## Squoosh Sum Slice Volumes

This module addresses Common Core 8.G.C.9

This module can be used individually or in conjunction with another textbook or existing curriculum. The magical graph paper itself can be used as a cheat sheet for deriving the volumes analytically.

Open-Ended Plan: This is a general guide that outlines the components of this module while referencing the magical graph paper.

Each volume is derived on the paper using non-calculus methods, appropriate for the middle school level. The cube and cylinder's volumes extend directly from the area of each slice. The pyramid's volume can be deduced by slicing a cube up into 6 equilateral pyramid's. The pyramid we want is actually twice. Once the pyramid volume is derived, it may be appropriate to pre-discuss Cavaliari's principle in equivalances of volumes, before using that to derive the cone volume. Finally, the volume of a sphere is derived by plastering on its surface area a bunch of pyramids spiking out from a locus, or imagining a "pyramid-porcupine." (We "explain away" the surface area as an unwrapped paper of the right ansatz proportions.)

## Unit Derivations

Plug in unit parameters to derive the r-notation used below (and on the magical graph paper), where r=1 is the radius of a unit sphere:
• Cube:
• Cylinder:
• Pyramid:
• Cone:
• Sphere:
Sample Lab: One suggested use is as a lab session where students discover these 3D objects and prove these volume formulae at the middle school level. This sample Lab Worksheet can be used for students to fill out as they discover more about each volume.
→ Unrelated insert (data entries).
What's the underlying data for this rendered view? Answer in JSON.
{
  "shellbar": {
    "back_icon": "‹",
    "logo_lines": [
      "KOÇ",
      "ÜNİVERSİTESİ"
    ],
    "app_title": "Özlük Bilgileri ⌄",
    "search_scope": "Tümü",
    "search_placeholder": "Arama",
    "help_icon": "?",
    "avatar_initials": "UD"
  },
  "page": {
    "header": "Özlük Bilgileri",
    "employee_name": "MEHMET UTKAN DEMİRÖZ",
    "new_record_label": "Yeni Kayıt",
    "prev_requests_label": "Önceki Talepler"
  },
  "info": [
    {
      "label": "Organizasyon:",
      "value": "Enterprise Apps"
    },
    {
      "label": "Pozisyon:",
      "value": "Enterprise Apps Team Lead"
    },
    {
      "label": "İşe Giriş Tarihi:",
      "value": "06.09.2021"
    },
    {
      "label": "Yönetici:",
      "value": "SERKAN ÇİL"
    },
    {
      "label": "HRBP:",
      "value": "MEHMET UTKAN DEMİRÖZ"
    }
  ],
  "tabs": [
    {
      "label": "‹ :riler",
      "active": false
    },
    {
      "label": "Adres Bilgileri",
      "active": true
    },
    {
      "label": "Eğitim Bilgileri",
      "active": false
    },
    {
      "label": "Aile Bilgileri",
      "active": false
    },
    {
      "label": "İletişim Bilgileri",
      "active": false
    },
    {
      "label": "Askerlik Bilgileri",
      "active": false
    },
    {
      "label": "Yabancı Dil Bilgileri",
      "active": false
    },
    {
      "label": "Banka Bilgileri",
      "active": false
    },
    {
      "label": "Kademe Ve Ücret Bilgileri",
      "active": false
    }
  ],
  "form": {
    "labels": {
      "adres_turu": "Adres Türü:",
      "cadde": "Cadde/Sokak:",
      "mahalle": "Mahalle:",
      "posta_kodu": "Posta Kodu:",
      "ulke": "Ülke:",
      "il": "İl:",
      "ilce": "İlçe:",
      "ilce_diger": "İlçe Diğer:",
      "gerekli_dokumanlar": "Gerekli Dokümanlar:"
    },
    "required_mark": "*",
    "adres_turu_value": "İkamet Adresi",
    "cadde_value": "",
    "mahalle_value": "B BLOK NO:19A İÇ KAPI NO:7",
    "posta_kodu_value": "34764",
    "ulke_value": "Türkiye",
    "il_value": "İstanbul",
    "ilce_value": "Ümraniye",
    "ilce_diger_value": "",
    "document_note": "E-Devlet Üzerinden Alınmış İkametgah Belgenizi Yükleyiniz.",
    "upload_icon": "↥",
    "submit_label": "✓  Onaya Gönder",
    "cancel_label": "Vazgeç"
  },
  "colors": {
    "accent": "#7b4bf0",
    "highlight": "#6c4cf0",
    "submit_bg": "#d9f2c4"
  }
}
### Squoosh Lab

1. Squoosh each object.
2. Measure each volume ratio for each object and record it in the worksheet.
3. Note the percentage of a cube that is represented.
4. Discuss why each object is only a certain fraction of the cube's volume.
This can be used in conjunction with plugging in unit parameters in each volume formula, letting each dimension of the cube be equal to 2r: . Divide each unit volumes by this number to get the a priori ratio. When a pyramid with the same base area as the cube is melted in the cube beaker, it fills up only about one third of the cube's volume.

### Sum Lab

1. Select each object and change each slice's ΔH by moving the slider.
2. Record each volume in each corresponding ΔH.
3. Verify that as ΔH approaches 0, we get closer to the volume formula for each object.
4. Discuss why the volumes for each shape either decrease or increase with smaller slice ΔH values.

### Slice Lab

[Under Development] Drills - students can see 3D augmented reality versions of everyday objects such as soda cans and baseball's and calculate their volumes.

Last updated: May 6, 2015

#### Resources

Please see the Modules section for details on how each module works. See the Squoosh Sum Slice Volumes Module here.